Cutting through the steep canyons and arid sage lands of northwestern Colorado and northeastern Utah, the Yampa River is the region’s lifeblood. The river’s relentless force has carved out the area’s stratified geology and exposed the fossils that give Dinosaur National Monument its name.
The Yampa’s calm waters also lure anglers and its rapids attract almost 10,000 kayakers, rafters and adventure-seekers each year. I have paddled this river, and it is a treasure. I know there is nothing more important to the vitality of this arid region.
Many consider the Yampa the birthplace of the river conservation movement in the West.
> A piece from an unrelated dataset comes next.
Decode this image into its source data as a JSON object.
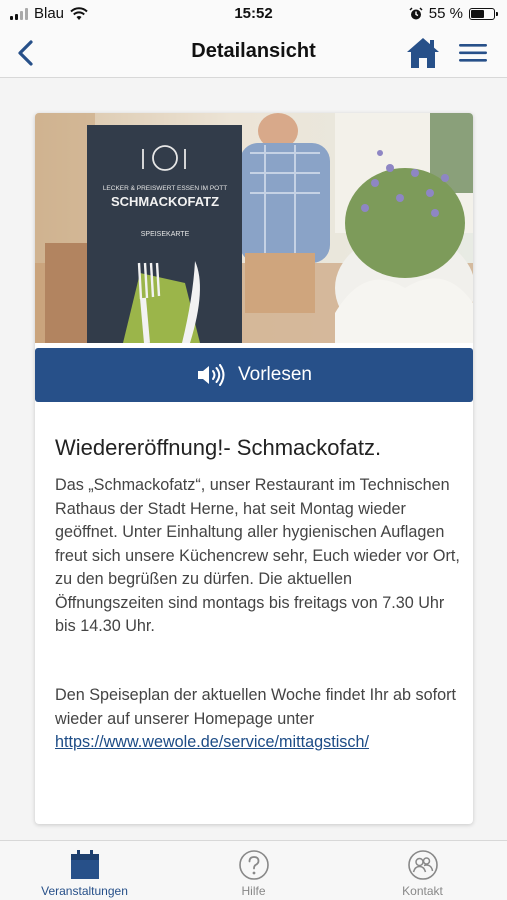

In the 1950s, when David Brower fought against the proposal to drown the Yampa Canyon behind the proposed Echo Park dam, a new era of awareness and conservation was born.
Read the rest of the blog post by Nathan Fey, Colorado Stewardship Director for American Whitewater.